In English, 68% of pupils reached the benchmark, level 4. Last year the figure was 46% and the target was 60%. In maths, 55% of pupils achieved level 4, against a target of 50%.
A government statement does not give the numbers of children achieving the hard-to-reach level 5, or falling below level 3. Full details will be presented to the education committee in September.
Colin Moore said: “The children and teachers have worked very hard over the past year and we should all congratulate them on achieving the best set of results that the island has seen in many years.
“There are some individual children who are performing very well indeed.
“The number of children at level 5 is the highest we have seen. These children are potentially the future leaders of the island and it is important that we enable them to realise their ambitions by building on their current success when they transfer to secondary school.
But he said: “Our standards still need to rise further. In the UK last year, just over 80% of children achieved level 4. That is what we must aim for.
“I would also point out that the achievement of boys is still significantly below that of girls.
“Nevertheless, there is much here to celebrate and we now have a foundation of good results upon which we can look to improve further. I am delighted that these targets have been exceeded.”
Five or six years from now, St Helena’s animals may be in the care of the island’s first home-grown, fully qualified veterinary surgeon.
Rebecca Lawrence, of Cowpath, has won a Commonwealth Scholarship to study veterinary medicine and surgery at the University of Nottingham.
Competition for the scholarship is strong but Rebecca’s achievement is especially significant, because it is rare for students to be funded for more than three years. She has secured an award for the whole of her five-year degree course.
She sets sail for the UK with four other former pupils of Prince Andrew School who are going on to further study: Leonie Ellick, Neil Francis, Zedella Young and Jamie Peters.
Joe Hollins, the island’s current vet, said: “Rebecca has been on work placement with the veterinary and Livestock section for the past year.
“She proved to be a quick learner and a great asset to the section, assisting with surgery and clinics, setting up data bases, working in the poultry unit and accompanying staff to treat the day-to-day ailments of livestock and pets.
“She also became greatly involved with our pedigree flock of Dorper sheep, and Samson the Ram is missing her even now!
“She shows all the correct attributes of someone who will prove to be a first class vet, and I hope the year she has had with us will mean that she is actually a more advanced, practical hands-on student than most who will have gone straight from school without a break.
“It’s a long, hard slog, not just to become a qualified vet, but to gain the practical experience that only time and exposure to clinical cases can provide.
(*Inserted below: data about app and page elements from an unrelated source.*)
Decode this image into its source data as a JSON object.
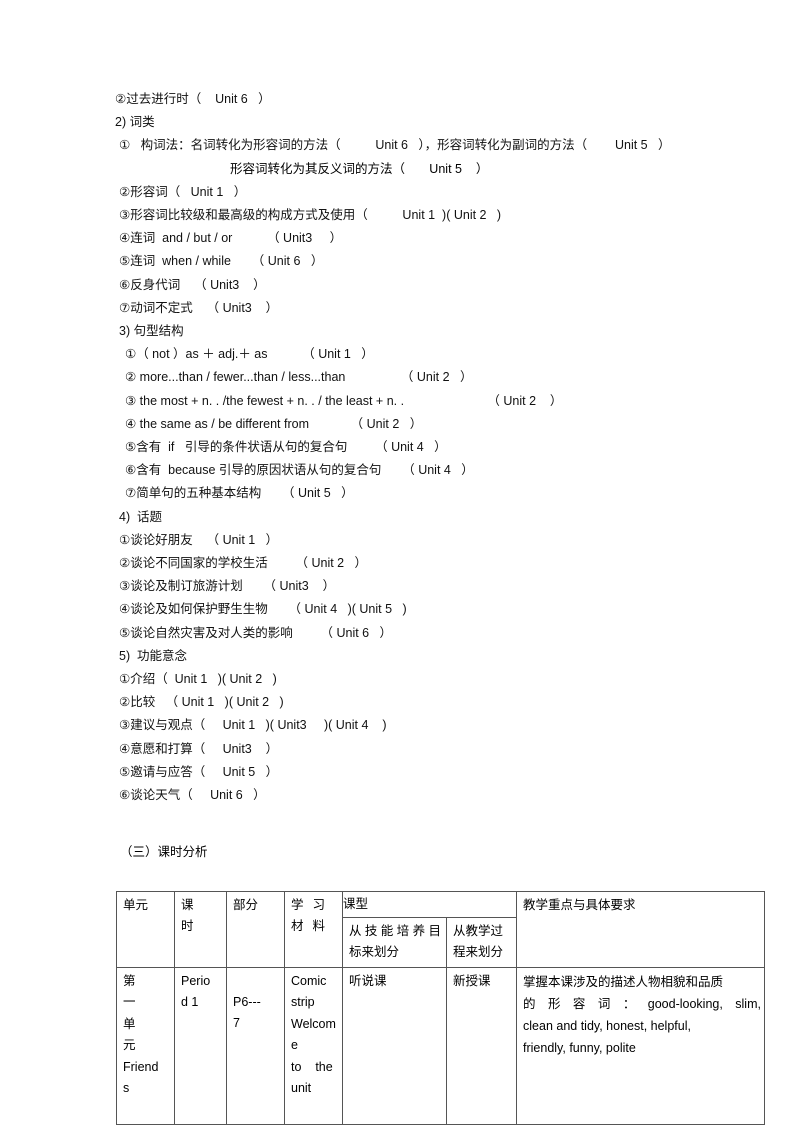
{
  "document": {
    "grammar_section": {
      "tense_item": "②过去进行时（    Unit 6   ）",
      "word_class_heading": "2) 词类",
      "word_formation_line1": "①   构词法：名词转化为形容词的方法（          Unit 6   ），形容词转化为副词的方法（        Unit 5   ）",
      "word_formation_line2": "形容词转化为其反义词的方法（       Unit 5    ）",
      "items": [
        "②形容词（   Unit 1   ）",
        "③形容词比较级和最高级的构成方式及使用（          Unit 1  )( Unit 2   )",
        "④连词  and / but / or          （ Unit3     ）",
        "⑤连词  when / while      （ Unit 6   ）",
        "⑥反身代词    （ Unit3    ）",
        "⑦动词不定式    （ Unit3    ）"
      ]
    },
    "sentence_structure_section": {
      "heading": "3) 句型结构",
      "items": [
        "①（ not ）as ＋ adj.＋ as          （ Unit 1   ）",
        "② more...than / fewer...than / less...than                （ Unit 2   ）",
        "③ the most + n. . /the fewest + n. . / the least + n. .                        （ Unit 2    ）",
        "④ the same as / be different from            （ Unit 2   ）",
        "⑤含有  if   引导的条件状语从句的复合句        （ Unit 4   ）",
        "⑥含有  because 引导的原因状语从句的复合句      （ Unit 4   ）",
        "⑦简单句的五种基本结构      （ Unit 5   ）"
      ]
    },
    "topic_section": {
      "heading": "4)  话题",
      "items": [
        "①谈论好朋友    （ Unit 1   ）",
        "②谈论不同国家的学校生活        （ Unit 2   ）",
        "③谈论及制订旅游计划      （ Unit3    ）",
        "④谈论及如何保护野生生物      （ Unit 4   )( Unit 5   )",
        "⑤谈论自然灾害及对人类的影响        （ Unit 6   ）"
      ]
    },
    "function_section": {
      "heading": "5)  功能意念",
      "items": [
        "①介绍（  Unit 1   )( Unit 2   )",
        "②比较   （ Unit 1   )( Unit 2   )",
        "③建议与观点（     Unit 1   )( Unit3     )( Unit 4    )",
        "④意愿和打算（     Unit3    ）",
        "⑤邀请与应答（     Unit 5   ）",
        "⑥谈论天气（     Unit 6   ）"
      ]
    },
    "analysis_heading": "（三）课时分析",
    "table": {
      "headers": {
        "unit": "单元",
        "period_top": "课",
        "period_bottom": "时",
        "part": "部分",
        "material_top_a": "学",
        "material_top_b": "习",
        "material_bottom_a": "材",
        "material_bottom_b": "料",
        "lesson_type_group": "课型",
        "skill_line1_chars": [
          "从",
          "技",
          "能",
          "培",
          "养",
          "目"
        ],
        "skill_line2": "标来划分",
        "process_line1": "从教学过",
        "process_line2": "程来划分",
        "focus": "教学重点与具体要求"
      },
      "rows": [
        {
          "unit_lines": [
            "第",
            "一",
            "单",
            "元",
            "Friend",
            "s"
          ],
          "period_lines": [
            "Perio",
            "d 1"
          ],
          "part_lines": [
            "P6---",
            "7"
          ],
          "material_lines": [
            "Comic",
            "strip",
            "Welcom",
            "e",
            "to    the",
            "unit"
          ],
          "skill": "听说课",
          "process": "新授课",
          "focus_line1": "掌握本课涉及的描述人物相貌和品质",
          "focus_line2_chars": [
            "的",
            "形",
            "容",
            "词",
            "：",
            "good-looking,"
          ],
          "focus_line2_tail": "slim,",
          "focus_line3": "clean and tidy, honest, helpful,",
          "focus_line4": "friendly, funny, polite"
        }
      ]
    }
  }
}
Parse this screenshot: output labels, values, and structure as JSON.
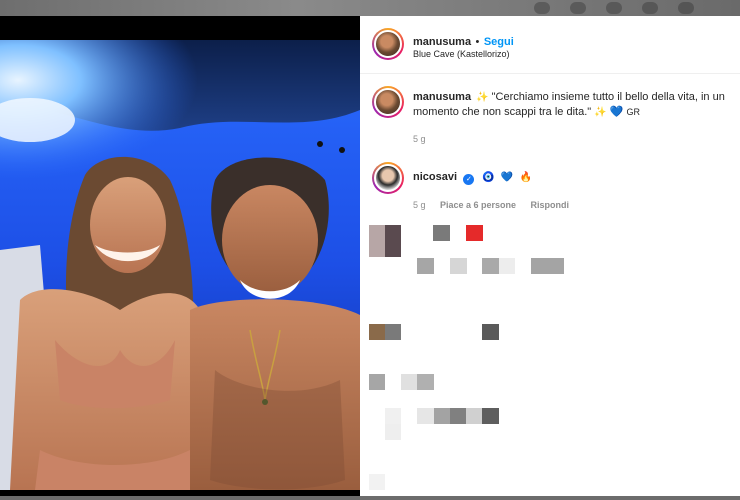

“She has already learnt that in this profession you never stop learning – animals will always find something new to do to themselves, and new viruses are born to plague us almost every year.
“I know the section here at ANRD wish her well for the future and we’ll be watching her progress with great interest and pleasure.”
The five students leave the island in August. They will be met in the UK by government representative Kedell Worboys, who will help them get established with family and friends in the new home cities.
Leonie will study business management and marketing at Bath Spa University, Neil is studying economic at finance at the University of Brighton, and Zedella will study human geography and journalism at the University of Hertfordshire.
Jamie, who is part-sponsored by Enterprise St Helena, will undertake various motor vehicle courses at Barnfield College in Bedfordshire.
An inspiration to everyone on St Helena and a wonderful role model for our childrem – well done Rebecca. – Catherine Turner, St Helena
Such wonderful stories of celebration and success coming from home this week. Congratulations to all of you and God bless you for safe travels on board the RMS. – Doreen Gatien, California,USA.